Wednesday, August 18, 2010
The Foundation asserts that its members regularly assembled to worship as a “virtual congregation” by listening to sermons broadcast over the radio and the Internet at set times, referred to as “appointments to listen.” However, disseminating religious information, whether through print or broadcast media, does not fulfill the associational role required to qualify as a “church” under § 170. The fact that all the listeners simultaneously received the Foundation’s message over the radio or the Internet does not mean that those members associated with each other and worshiped communally. As the trial court observed, “[t]here is no evidence . . . that [the Foundation’s] adherents regard their experience while listening to [the Foundation’s] broadcasts as a shared experience with other . . . follow-ers, or as a communal experience in any way.”

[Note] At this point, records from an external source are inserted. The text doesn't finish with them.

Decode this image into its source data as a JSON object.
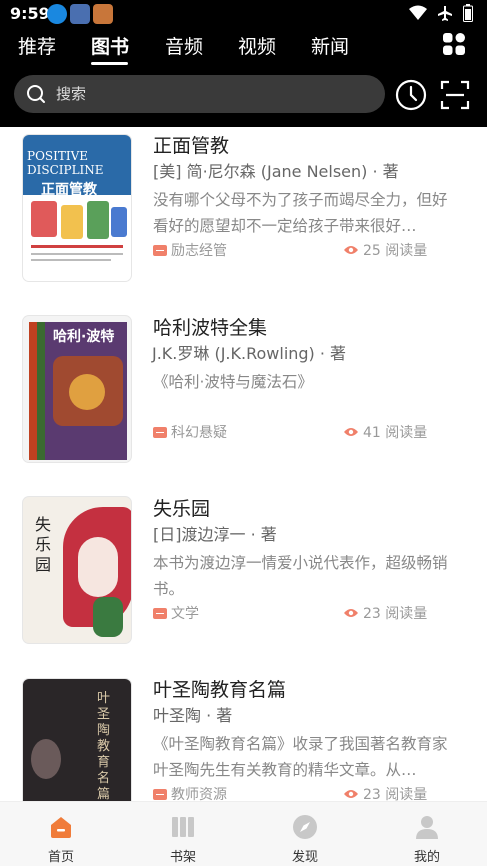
{
  "status_bar": {
    "time": "9:59"
  },
  "tabs": [
    {
      "label": "推荐"
    },
    {
      "label": "图书"
    },
    {
      "label": "音频"
    },
    {
      "label": "视频"
    },
    {
      "label": "新闻"
    }
  ],
  "active_tab": "图书",
  "search": {
    "placeholder": "搜索"
  },
  "books": [
    {
      "title": "正面管教",
      "author": "[美] 简·尼尔森 (Jane Nelsen) · 著",
      "description": "没有哪个父母不为了孩子而竭尽全力，但好看好的愿望却不一定给孩子带来很好…",
      "category": "励志经管",
      "reads": "25 阅读量",
      "cover_text": "正面管教"
    },
    {
      "title": "哈利波特全集",
      "author": "J.K.罗琳 (J.K.Rowling) · 著",
      "description": "《哈利·波特与魔法石》",
      "category": "科幻悬疑",
      "reads": "41 阅读量",
      "cover_text": "哈利·波特"
    },
    {
      "title": "失乐园",
      "author": "[日]渡边淳一 · 著",
      "description": "本书为渡边淳一情爱小说代表作，超级畅销书。",
      "category": "文学",
      "reads": "23 阅读量",
      "cover_text": "失乐园"
    },
    {
      "title": "叶圣陶教育名篇",
      "author": "叶圣陶 · 著",
      "description": "《叶圣陶教育名篇》收录了我国著名教育家叶圣陶先生有关教育的精华文章。从…",
      "category": "教师资源",
      "reads": "23 阅读量",
      "cover_text": "叶圣陶教育名篇"
    }
  ],
  "bottom_nav": [
    {
      "label": "首页",
      "icon": "home-icon",
      "active": true
    },
    {
      "label": "书架",
      "icon": "bookshelf-icon",
      "active": false
    },
    {
      "label": "发现",
      "icon": "compass-icon",
      "active": false
    },
    {
      "label": "我的",
      "icon": "user-icon",
      "active": false
    }
  ],
  "colors": {
    "accent": "#f0806a",
    "active_nav": "#f07c3a",
    "header_bg": "#000000"
  }
}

The Foundation argues that it satisfied the associational test because its electronic ministry included a “call-in” show that enabled individuals to call and interact with the Foundation’s clergy over the telephone. Those conversations, according to the Foundation, were broadcast to listening congregants and subsequently transcribed for distribution. However, a call-in show, like other forms of broadcast ministry, does not provide individual congregants with the opportunity to interact and associate with each other in worship, and it therefore does not provide a basis for concluding that the Foundation’s religious activi-ties satisfied the associational test.

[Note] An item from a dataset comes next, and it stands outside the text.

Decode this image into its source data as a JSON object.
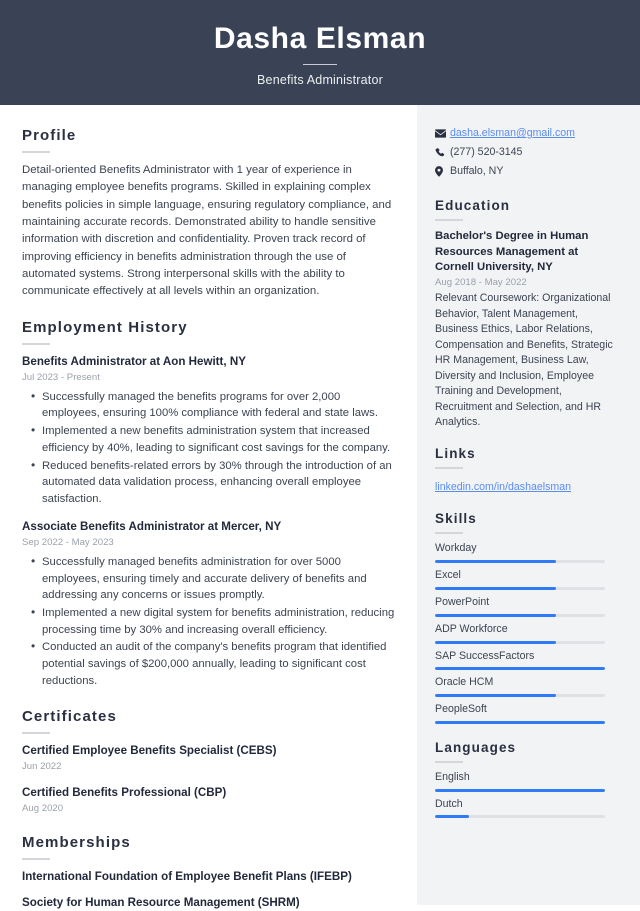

The Foundation relies on Purnell v. Commissioner, 63 T.C.M. (CCH) 3037 (1992), for the proposition that its broadcasting activities qualified it as a “church without walls.” In Purnell, however, the court found that the organization in question had regular congregations and served an irregular congregation by operating in part as a “street church” did not diminish its standing as a church under § 170. Under Purnell, if an organization holds regular services with a regular congregation, it satisfies the associational test even if it also undertakes other activities, such as broadcasting, that would not qualify under the associational test if considered alone. In this case, by contrast, the Foundation has not established that it held regular services with a regular congregation. Purnell therefore provides no support for the Foundation’s argument

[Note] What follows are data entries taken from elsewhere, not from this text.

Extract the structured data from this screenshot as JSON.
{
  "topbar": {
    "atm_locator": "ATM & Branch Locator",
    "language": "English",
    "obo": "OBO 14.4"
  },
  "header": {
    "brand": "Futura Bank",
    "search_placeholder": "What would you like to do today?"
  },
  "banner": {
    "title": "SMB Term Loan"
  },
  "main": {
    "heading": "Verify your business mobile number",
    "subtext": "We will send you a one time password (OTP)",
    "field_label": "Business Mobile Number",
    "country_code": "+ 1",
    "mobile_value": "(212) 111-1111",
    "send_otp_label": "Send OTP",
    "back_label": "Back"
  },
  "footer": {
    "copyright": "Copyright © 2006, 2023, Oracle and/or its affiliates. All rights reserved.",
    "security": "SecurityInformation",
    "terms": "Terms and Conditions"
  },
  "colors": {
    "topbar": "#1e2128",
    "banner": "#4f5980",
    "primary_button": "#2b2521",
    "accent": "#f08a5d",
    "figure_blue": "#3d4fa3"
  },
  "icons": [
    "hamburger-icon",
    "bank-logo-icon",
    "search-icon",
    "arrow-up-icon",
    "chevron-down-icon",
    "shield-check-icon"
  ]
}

- National Law Journal, 'Church' That Worships Via Internet and Radio Doesn't Qualify for Tax Breaks